To plugin or not to plugin – My 2 cents on using plugins
One of the really great things about WordPress is you can achieve almost anything with no to little code knowledge.
You have thousands of themes to choose from and a gazillion plugins ready to enhance your online presence.
However, all these options come with great responsibility!
You need to constantly check security (yes, some plugins add security vulnerabilities!), check on your site quality (yes, some plugins are just poorly coded!), and you need to keep an eye on those site speed gauges (the more plugins you use, the bigger chance to have a slower website).
- They add A LOT of functionality to your website.
From simple widgets you can add to your sidebar up to e-commerce ready-to-use solutions, your options are close to unlimited.
Today you have a small blog and tomorrow, just by tweaking a few plugins, your blog could become a full featured teaching platform. Or a social network. Or an online shop.
- Most of the plugins are free or very cheap compared to their added functionality
- Most plugins are extremely easy to use. Usually, plugins come with detailed documentation and most of them require no to very little code knowledge.
- Plugins usually have manners and play nice with each other.
- Some of the added functionality is really not needed.
Because plugins are so easy to use, people are tempted to just add more and more and more without really analyzing necessity.
What if a plugin costed $4,000? Would you just impulse buy it and activate it? Or would you do some extensive research on the value it ads?
Would you try to find out if you or your visitors really need that feature?
- Each plugin is like a little black box. You know it is there, you know it adds the value but you don’t have any clues on how it does things.
You need to do a lot of reverse engineering to get an idea on how / why / when things happen.
This means the more plugins you have on your site, the more little black boxes doing their magic, the less control you have.
Each and everyone of these little black boxes can slow or even crash your site (or parts of it)
- Some plugins add security holes to your setup.

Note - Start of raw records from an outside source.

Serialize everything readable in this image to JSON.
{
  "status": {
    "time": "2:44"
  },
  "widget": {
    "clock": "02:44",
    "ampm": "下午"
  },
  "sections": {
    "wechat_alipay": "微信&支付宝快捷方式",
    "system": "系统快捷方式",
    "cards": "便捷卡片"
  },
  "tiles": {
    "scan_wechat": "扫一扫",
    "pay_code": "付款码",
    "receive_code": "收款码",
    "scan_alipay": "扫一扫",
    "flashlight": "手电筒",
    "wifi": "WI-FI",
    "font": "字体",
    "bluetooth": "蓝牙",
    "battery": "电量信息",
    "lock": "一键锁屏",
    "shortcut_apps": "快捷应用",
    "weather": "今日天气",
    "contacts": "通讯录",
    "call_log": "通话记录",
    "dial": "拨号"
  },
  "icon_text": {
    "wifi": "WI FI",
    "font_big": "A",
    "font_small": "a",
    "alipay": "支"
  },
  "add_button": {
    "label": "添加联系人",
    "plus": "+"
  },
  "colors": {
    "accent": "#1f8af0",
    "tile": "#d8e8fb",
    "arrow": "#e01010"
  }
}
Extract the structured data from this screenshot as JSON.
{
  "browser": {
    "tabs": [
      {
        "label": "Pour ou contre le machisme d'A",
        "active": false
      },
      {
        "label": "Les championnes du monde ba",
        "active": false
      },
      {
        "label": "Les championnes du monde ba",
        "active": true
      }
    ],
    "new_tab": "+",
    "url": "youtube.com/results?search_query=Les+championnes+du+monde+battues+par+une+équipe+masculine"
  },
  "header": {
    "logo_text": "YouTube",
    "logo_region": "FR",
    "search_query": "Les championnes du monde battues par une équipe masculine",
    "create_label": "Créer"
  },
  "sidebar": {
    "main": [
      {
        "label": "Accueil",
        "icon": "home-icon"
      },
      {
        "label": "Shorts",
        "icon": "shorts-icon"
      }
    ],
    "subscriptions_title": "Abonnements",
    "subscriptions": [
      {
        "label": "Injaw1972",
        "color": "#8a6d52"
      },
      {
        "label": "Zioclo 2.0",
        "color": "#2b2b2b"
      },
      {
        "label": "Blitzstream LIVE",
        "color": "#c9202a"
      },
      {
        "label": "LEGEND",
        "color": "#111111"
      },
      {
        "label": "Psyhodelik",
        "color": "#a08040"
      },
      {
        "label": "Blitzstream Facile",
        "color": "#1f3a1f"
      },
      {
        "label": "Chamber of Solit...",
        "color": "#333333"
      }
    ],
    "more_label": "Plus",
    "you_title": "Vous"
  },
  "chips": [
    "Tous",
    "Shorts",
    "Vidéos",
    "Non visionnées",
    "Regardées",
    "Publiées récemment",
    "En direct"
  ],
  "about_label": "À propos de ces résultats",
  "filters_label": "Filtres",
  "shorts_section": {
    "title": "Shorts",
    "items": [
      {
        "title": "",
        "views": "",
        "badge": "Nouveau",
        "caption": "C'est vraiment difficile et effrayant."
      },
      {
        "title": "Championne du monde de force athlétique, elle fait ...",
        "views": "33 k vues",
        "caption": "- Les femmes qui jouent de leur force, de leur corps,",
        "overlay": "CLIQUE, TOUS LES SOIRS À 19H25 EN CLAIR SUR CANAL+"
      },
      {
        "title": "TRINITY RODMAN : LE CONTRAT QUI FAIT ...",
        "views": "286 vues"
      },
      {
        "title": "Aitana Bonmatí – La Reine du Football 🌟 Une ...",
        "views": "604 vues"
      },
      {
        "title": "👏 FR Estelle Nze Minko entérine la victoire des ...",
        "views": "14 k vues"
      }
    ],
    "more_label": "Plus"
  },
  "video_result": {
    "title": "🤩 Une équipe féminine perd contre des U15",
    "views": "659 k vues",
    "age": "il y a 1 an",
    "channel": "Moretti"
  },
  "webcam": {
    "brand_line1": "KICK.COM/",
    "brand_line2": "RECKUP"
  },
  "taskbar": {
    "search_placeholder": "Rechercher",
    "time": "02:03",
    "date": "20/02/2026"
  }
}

Fortunately, there aren’t that many in this group. Usually, the frequently used plugins get reviewed by a lot of people (and coders) so security vulnerabilities (if any) are quickly fixed.
- Some plugins are poorly coded
How many plugins are too many?
I hear this question so often… it definitely makes it in my top 5 most answered questions.
It depends! I bet you didn’t see this coming.
Jokes aside, it really depends. There are bad performing, poorly coded websites only using 10-15 plugins out there and there are websites using 40-50 plugins without any noticeable performance impact.
My advise is always the same: the fewer and better plugins you use, the higher chances to have a well performing website.
As a conclusion: use plugins sensibly!
Always think twice before adding new functionality. Maybe ask your visitors / customers for some feedback, see if they really need the new feature or not.
Try to make (and keep) a coder friend (we are mostly anti-social, i know) and get his advise on things. A second opinion will never hurt.
Read as much as you can about a plugin before jumping in and clicking Install / Activate.